Delhi: The cherry on top

To close out my hotly-anticipated series of blog posts on India, I've got one last one up my sleeve. (You know, for the fans.)

After leaving the perfect Taj Mahal and Agra behind on Tuesday morning, my driver Sunil and I backtracked to Delhi for a final half-day before my perfectly-normally-scheduled 2:30am flight on Wednesday.

The first stop after a three-hour drive on the Taj Expressway was Akshardham, the largest Hindu temple in the world. I mentioned in my Mumbai blog entry that security in India is very tight, and nowhere was this more true than Akshardham because you're not allowed to bring anything in except your wallet. No phone, no camera, no purse--nothing. Which I suppose is understandable given the threats religious institutions can receive on a regular basis in a country still suffering after-effects of terrorism. So unfortunately, I have no pictures, and that's a shame because other than the Taj Mahal, Akshardham was the most impressive thing I saw in India: another few "wows" escaped my lips while I was there. I shall turn to Google Images to demonstrate:

The best thing that happened to me there was that two young, shy children, aged about 7 and 9 (and likely brother and sister) walked around the perimeter of the main temple building just behind me, admiring the 148 lifesize elephant carvings at its base. They didn't seem to speak English, but kept smiling shyly at me. I'd wave at them, and they'd wave back. Since I was the only non-Indian I saw the whole time I was in the complex, I assumed they weren't used to seeing people who look like me. Just when we had completed the circle around the temple, the girl (the younger of the two) finally got a burst of courage, running right up to me, extending her hand and saying: "Hello." We shook hands, and I answered her: "Namaste." She gave me a huge smile and ran back to her brother, and they both waved goodbye at me. It was a really lovely moment.

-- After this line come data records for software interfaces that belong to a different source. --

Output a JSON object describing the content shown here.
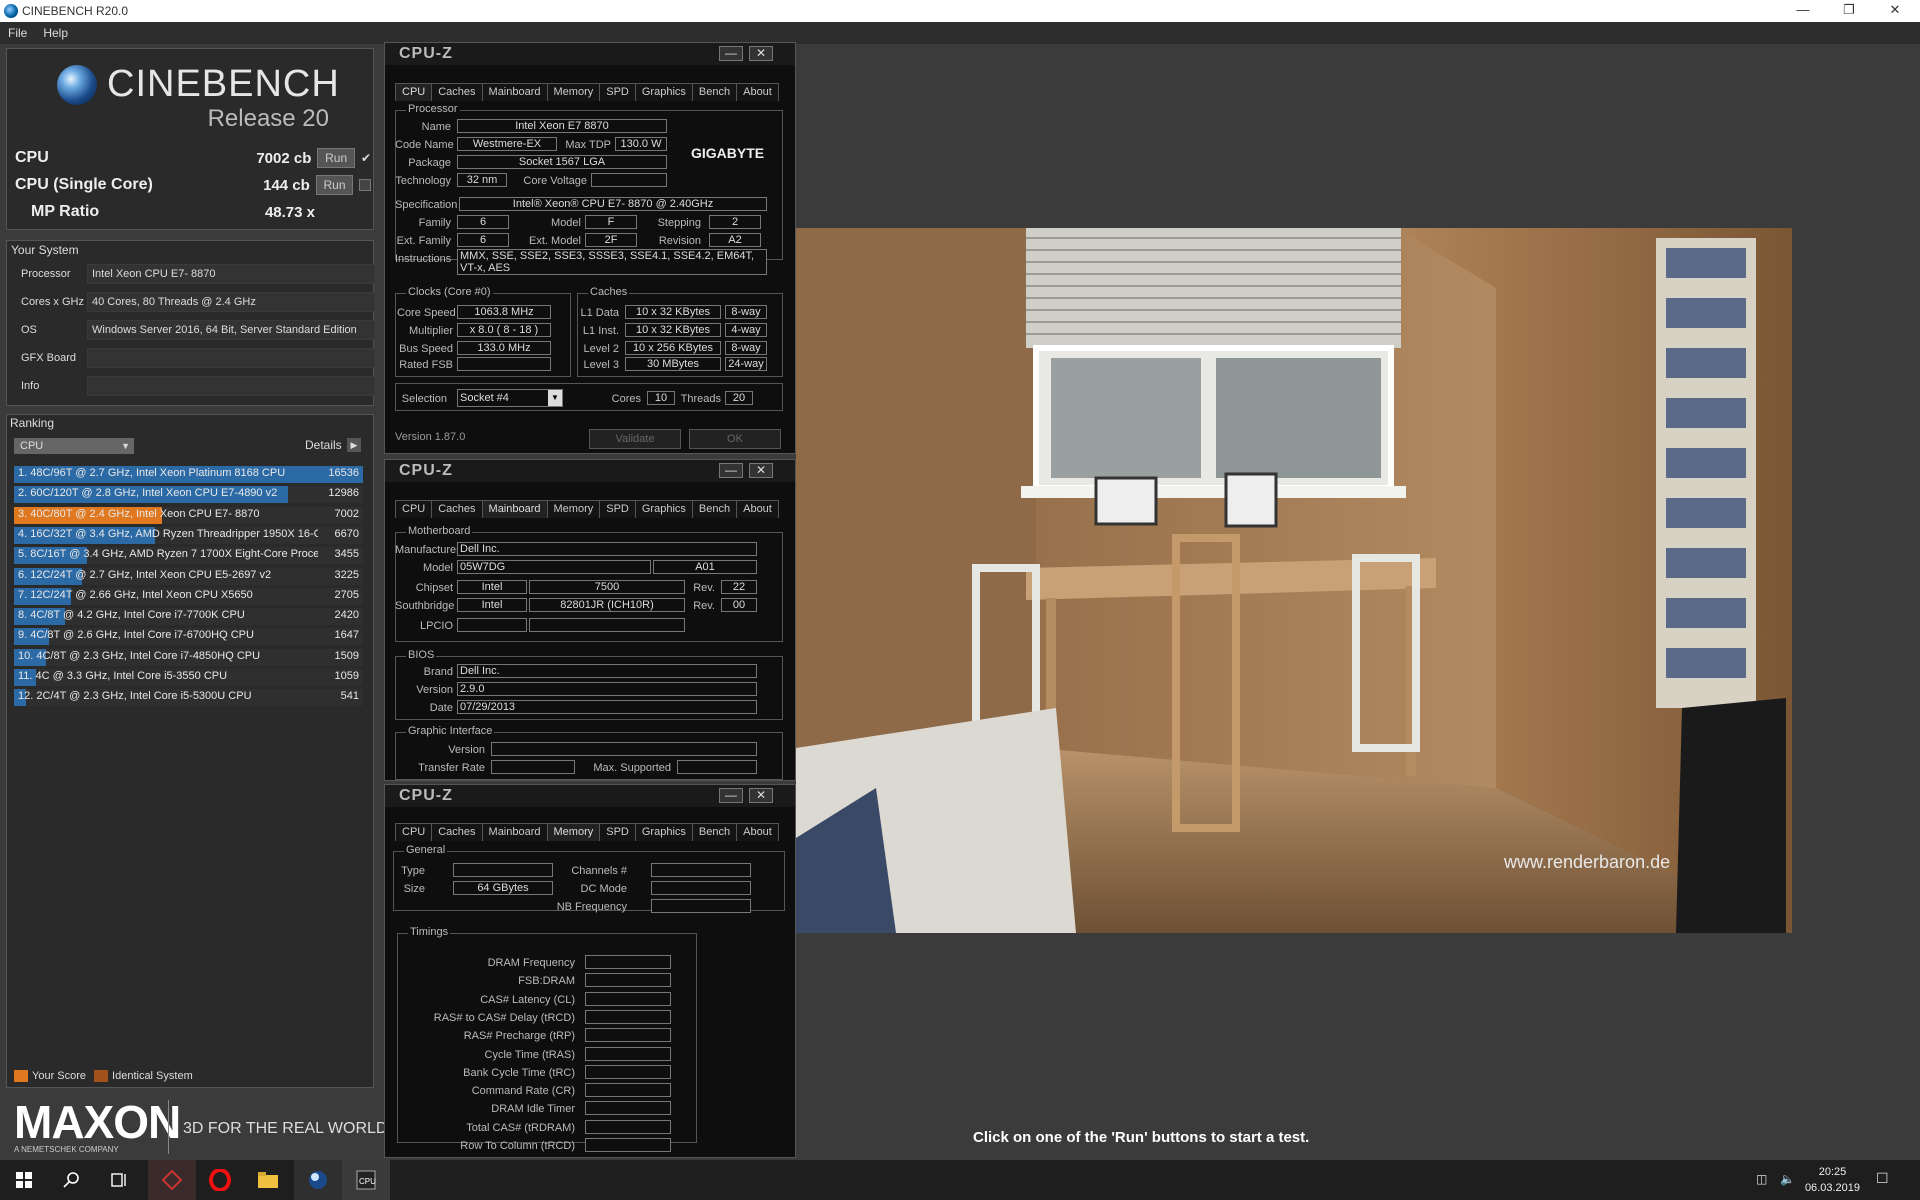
{
  "window": {
    "title": "CINEBENCH R20.0"
  },
  "menu": [
    "File",
    "Help"
  ],
  "cinebench": {
    "brand": "CINEBENCH",
    "release": "Release 20",
    "scores": [
      {
        "label": "CPU",
        "value": "7002 cb",
        "run": "Run",
        "checked": true
      },
      {
        "label": "CPU (Single Core)",
        "value": "144 cb",
        "run": "Run",
        "checked": false
      }
    ],
    "mp_ratio": {
      "label": "MP Ratio",
      "value": "48.73 x"
    },
    "system_title": "Your System",
    "system": [
      {
        "k": "Processor",
        "v": "Intel Xeon CPU E7- 8870"
      },
      {
        "k": "Cores x GHz",
        "v": "40 Cores, 80 Threads @ 2.4 GHz"
      },
      {
        "k": "OS",
        "v": "Windows Server 2016, 64 Bit, Server Standard Edition"
      },
      {
        "k": "GFX Board",
        "v": ""
      },
      {
        "k": "Info",
        "v": ""
      }
    ],
    "ranking_title": "Ranking",
    "ranking_dropdown": "CPU",
    "details_label": "Details",
    "ranking": [
      {
        "text": "1. 48C/96T @ 2.7 GHz, Intel Xeon Platinum 8168 CPU",
        "score": "16536",
        "frac": 1.0,
        "color": "#2c6aa6"
      },
      {
        "text": "2. 60C/120T @ 2.8 GHz, Intel Xeon CPU E7-4890 v2",
        "score": "12986",
        "frac": 0.785,
        "color": "#2c6aa6"
      },
      {
        "text": "3. 40C/80T @ 2.4 GHz, Intel Xeon CPU E7- 8870",
        "score": "7002",
        "frac": 0.423,
        "color": "#e07820"
      },
      {
        "text": "4. 16C/32T @ 3.4 GHz, AMD Ryzen Threadripper 1950X 16-C",
        "score": "6670",
        "frac": 0.403,
        "color": "#2c6aa6"
      },
      {
        "text": "5. 8C/16T @ 3.4 GHz, AMD Ryzen 7 1700X Eight-Core Proces",
        "score": "3455",
        "frac": 0.209,
        "color": "#2c6aa6"
      },
      {
        "text": "6. 12C/24T @ 2.7 GHz, Intel Xeon CPU E5-2697 v2",
        "score": "3225",
        "frac": 0.195,
        "color": "#2c6aa6"
      },
      {
        "text": "7. 12C/24T @ 2.66 GHz, Intel Xeon CPU X5650",
        "score": "2705",
        "frac": 0.164,
        "color": "#2c6aa6"
      },
      {
        "text": "8. 4C/8T @ 4.2 GHz, Intel Core i7-7700K CPU",
        "score": "2420",
        "frac": 0.146,
        "color": "#2c6aa6"
      },
      {
        "text": "9. 4C/8T @ 2.6 GHz, Intel Core i7-6700HQ CPU",
        "score": "1647",
        "frac": 0.1,
        "color": "#2c6aa6"
      },
      {
        "text": "10. 4C/8T @ 2.3 GHz, Intel Core i7-4850HQ CPU",
        "score": "1509",
        "frac": 0.091,
        "color": "#2c6aa6"
      },
      {
        "text": "11. 4C @ 3.3 GHz, Intel Core i5-3550 CPU",
        "score": "1059",
        "frac": 0.064,
        "color": "#2c6aa6"
      },
      {
        "text": "12. 2C/4T @ 2.3 GHz, Intel Core i5-5300U CPU",
        "score": "541",
        "frac": 0.033,
        "color": "#2c6aa6"
      }
    ],
    "legend": [
      {
        "label": "Your Score",
        "color": "#e07820"
      },
      {
        "label": "Identical System",
        "color": "#a0521a"
      }
    ],
    "maxon": "MAXON",
    "maxon_sub": "A NEMETSCHEK COMPANY",
    "tagline": "3D FOR THE REAL WORLD",
    "instruction": "Click on one of the 'Run' buttons to start a test."
  },
  "cpuz": {
    "title": "CPU-Z",
    "tabs": [
      "CPU",
      "Caches",
      "Mainboard",
      "Memory",
      "SPD",
      "Graphics",
      "Bench",
      "About"
    ],
    "cpu": {
      "processor_title": "Processor",
      "name_l": "Name",
      "name": "Intel Xeon E7 8870",
      "code_l": "Code Name",
      "code": "Westmere-EX",
      "tdp_l": "Max TDP",
      "tdp": "130.0 W",
      "package_l": "Package",
      "package": "Socket 1567 LGA",
      "tech_l": "Technology",
      "tech": "32 nm",
      "volt_l": "Core Voltage",
      "volt": "",
      "brand": "GIGABYTE",
      "spec_l": "Specification",
      "spec": "Intel® Xeon® CPU E7- 8870  @ 2.40GHz",
      "family_l": "Family",
      "family": "6",
      "model_l": "Model",
      "model": "F",
      "stepping_l": "Stepping",
      "stepping": "2",
      "extfam_l": "Ext. Family",
      "extfam": "6",
      "extmodel_l": "Ext. Model",
      "extmodel": "2F",
      "revision_l": "Revision",
      "revision": "A2",
      "instr_l": "Instructions",
      "instr": "MMX, SSE, SSE2, SSE3, SSSE3, SSE4.1, SSE4.2, EM64T, VT-x, AES",
      "clocks_title": "Clocks (Core #0)",
      "speed_l": "Core Speed",
      "speed": "1063.8 MHz",
      "mult_l": "Multiplier",
      "mult": "x 8.0  ( 8 - 18 )",
      "bus_l": "Bus Speed",
      "bus": "133.0 MHz",
      "fsb_l": "Rated FSB",
      "fsb": "",
      "caches_title": "Caches",
      "l1d_l": "L1 Data",
      "l1d": "10 x 32 KBytes",
      "l1d_w": "8-way",
      "l1i_l": "L1 Inst.",
      "l1i": "10 x 32 KBytes",
      "l1i_w": "4-way",
      "l2_l": "Level 2",
      "l2": "10 x 256 KBytes",
      "l2_w": "8-way",
      "l3_l": "Level 3",
      "l3": "30 MBytes",
      "l3_w": "24-way",
      "sel_l": "Selection",
      "sel": "Socket #4",
      "cores_l": "Cores",
      "cores": "10",
      "threads_l": "Threads",
      "threads": "20",
      "version": "Version 1.87.0",
      "validate": "Validate",
      "ok": "OK"
    },
    "mb": {
      "mb_title": "Motherboard",
      "manu_l": "Manufacturer",
      "manu": "Dell Inc.",
      "model_l": "Model",
      "model": "05W7DG",
      "model_rev": "A01",
      "chip_l": "Chipset",
      "chip": "Intel",
      "chip2": "7500",
      "chip_rev_l": "Rev.",
      "chip_rev": "22",
      "south_l": "Southbridge",
      "south": "Intel",
      "south2": "82801JR (ICH10R)",
      "south_rev_l": "Rev.",
      "south_rev": "00",
      "lpcio_l": "LPCIO",
      "bios_title": "BIOS",
      "brand_l": "Brand",
      "brand": "Dell Inc.",
      "ver_l": "Version",
      "ver": "2.9.0",
      "date_l": "Date",
      "date": "07/29/2013",
      "gi_title": "Graphic Interface",
      "giver_l": "Version",
      "tr_l": "Transfer Rate",
      "max_l": "Max. Supported"
    },
    "mem": {
      "gen_title": "General",
      "type_l": "Type",
      "type": "",
      "size_l": "Size",
      "size": "64 GBytes",
      "ch_l": "Channels #",
      "dc_l": "DC Mode",
      "nb_l": "NB Frequency",
      "tim_title": "Timings",
      "timings": [
        "DRAM Frequency",
        "FSB:DRAM",
        "CAS# Latency (CL)",
        "RAS# to CAS# Delay (tRCD)",
        "RAS# Precharge (tRP)",
        "Cycle Time (tRAS)",
        "Bank Cycle Time (tRC)",
        "Command Rate (CR)",
        "DRAM Idle Timer",
        "Total CAS# (tRDRAM)",
        "Row To Column (tRCD)"
      ]
    }
  },
  "render": {
    "watermark": "www.renderbaron.de"
  },
  "taskbar": {
    "time": "20:25",
    "date": "06.03.2019"
  }
}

I visited the temple alone, but on exiting I was met by my Delhi guide Prashang, who showed me some quick 'n dirty highlights in only half a day, starting with India Gate, supposedly modeled after Paris' Arc de Triomphe. Then we drove around the government area of New Delhi, where a lot of the architecture is very British, stemming from the pre-independence days. 

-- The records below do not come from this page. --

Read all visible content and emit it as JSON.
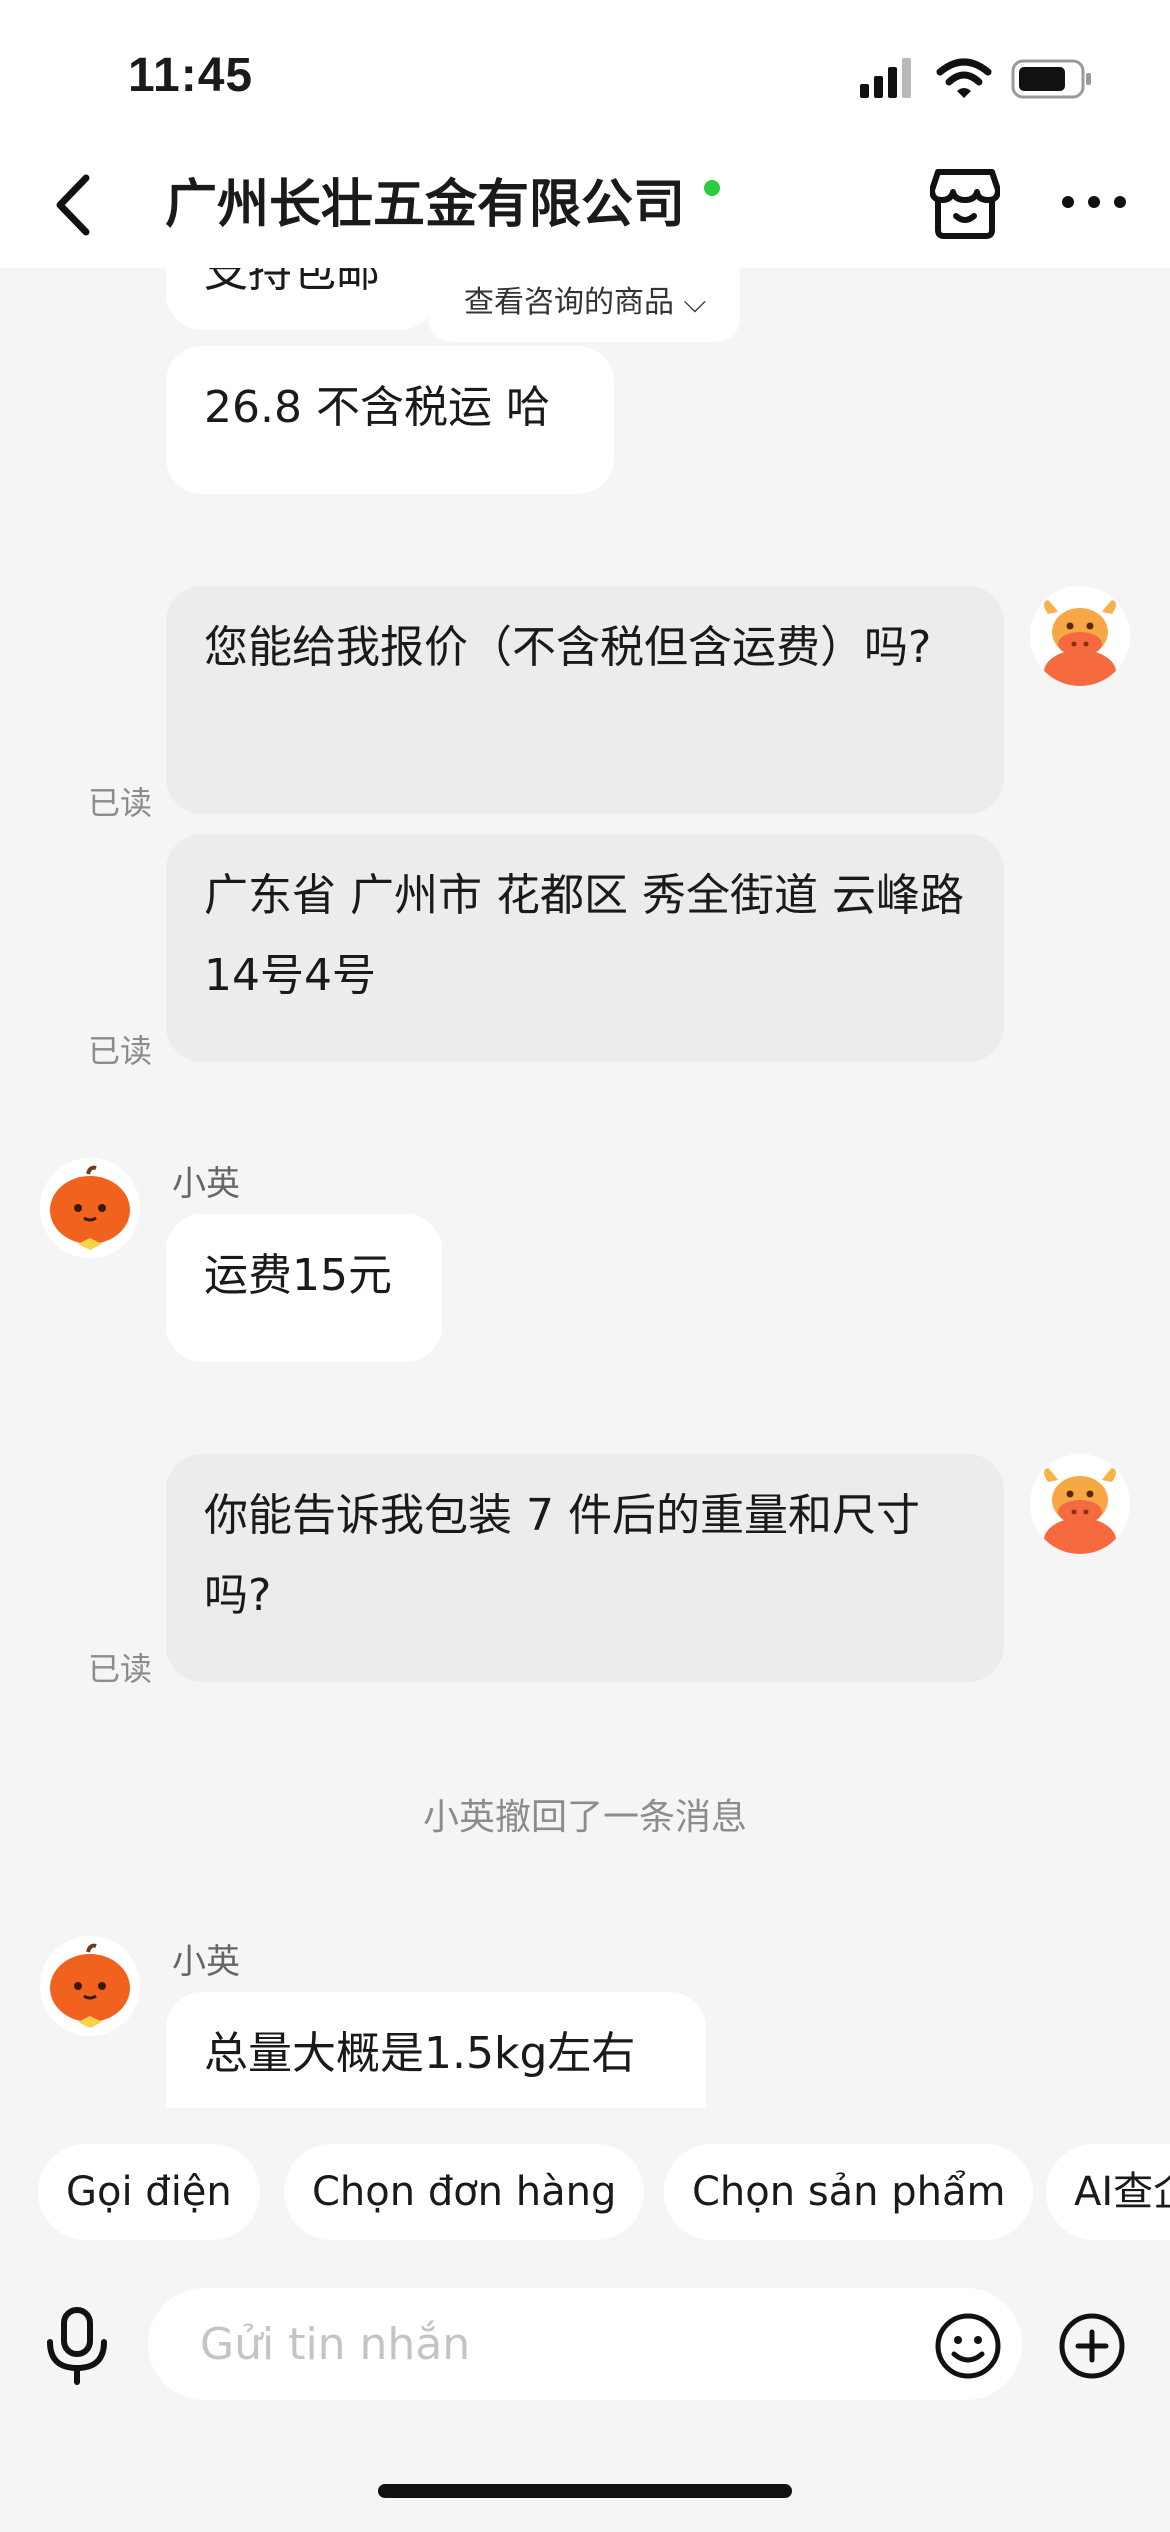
{
  "status": {
    "time": "11:45"
  },
  "header": {
    "title": "广州长壮五金有限公司",
    "online_color": "#2ecc40"
  },
  "chat": {
    "product_link": "查看咨询的商品 ⌵",
    "partial_text": "支持包邮",
    "messages": [
      {
        "text": "26.8 不含税运 哈"
      },
      {
        "text": "您能给我报价（不含税但含运费）吗?",
        "read": "已读"
      },
      {
        "text": "广东省 广州市 花都区 秀全街道 云峰路14号4号",
        "read": "已读"
      },
      {
        "sender": "小英",
        "text": "运费15元"
      },
      {
        "text": "你能告诉我包装 7 件后的重量和尺寸吗?",
        "read": "已读"
      },
      {
        "system": "小英撤回了一条消息"
      },
      {
        "sender": "小英",
        "text": "总量大概是1.5kg左右"
      }
    ]
  },
  "quick_actions": [
    "Gọi điện",
    "Chọn đơn hàng",
    "Chọn sản phẩm",
    "AI查企"
  ],
  "input": {
    "placeholder": "Gửi tin nhắn"
  }
}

"Gandhi's house is in Delhi, right?" I mentioned to Prashang, and he nodded. "Would you like to see it?"

The next thing I knew, I was standing in front of the spot where Mahatma Gandhi, the Father of the Indian Nation, was assassinated as he arrived for evening prayers, shot three times at point-blank range and supposedly dying with the name of God on his lips. Stylized footprints mark his last walk from the house to the garden, ending at the spot where he fell. The house has been turned into a museum devoted to his life and teachings, and it's all quite moving. 

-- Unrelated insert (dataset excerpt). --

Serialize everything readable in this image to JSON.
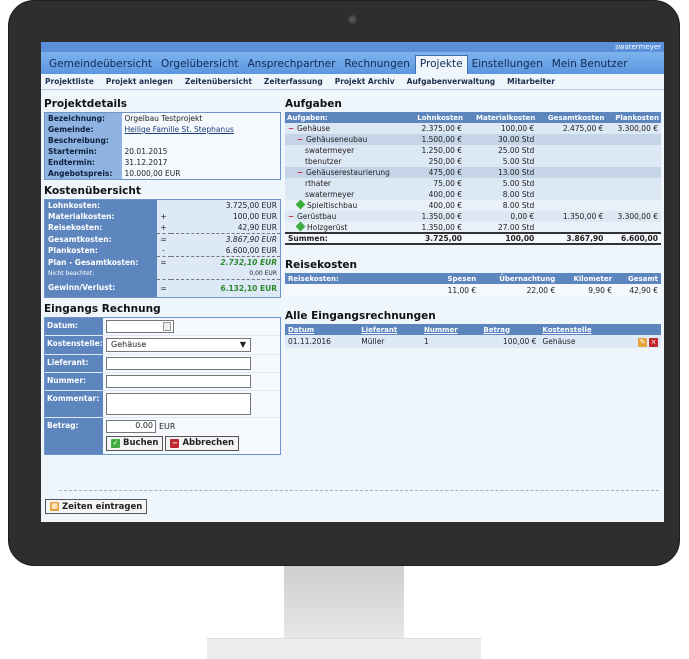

The last site I visited was Qutb Minar, a brick minaret and UNESCO World Heritage site. When it was finished in 1220 AD, it was the tallest manmade structure in the world. And I know now we have skyscrapers and antennas and other things that stretch up into the sky, but it's still kind of amazing to stand at the foot of a 75-metre tower and think, "someone made this" and still be wildly impressed 800 years later. Isn't it just kind of amazing what's been accomplished by people who refused to think something was impossible?

After that, I still had hours stretching ahead of me before I need to be at the airport. So I did one last round of bazaar shopping. I enjoyed one last order of garlic naan. I had a glass of tasty Indian wine. I topped it off with one last chai, the perfect end to a perfect trip. 

A few people told me I was crazy to travel to India for only six days, but look at what I was able to fit in! A three-day Indian wedding, a catch-up with old friends, a visit to one of the world's most beautiful monuments, and now all this. Delhi was the true cherry on top to a trip already filled with wonders. That's not even counting amazing food, lovely people, general culture, and just an overall feeling. When you set your mind to it, you can really do so much when you travel. Let's seize the day! Get on a train, a plane, or even a bicycle. Go visit your nearest museum or art gallery. Stay curious! It's a big world out there.

And with that, it is finally time for me to say: thank you, India, and namaste.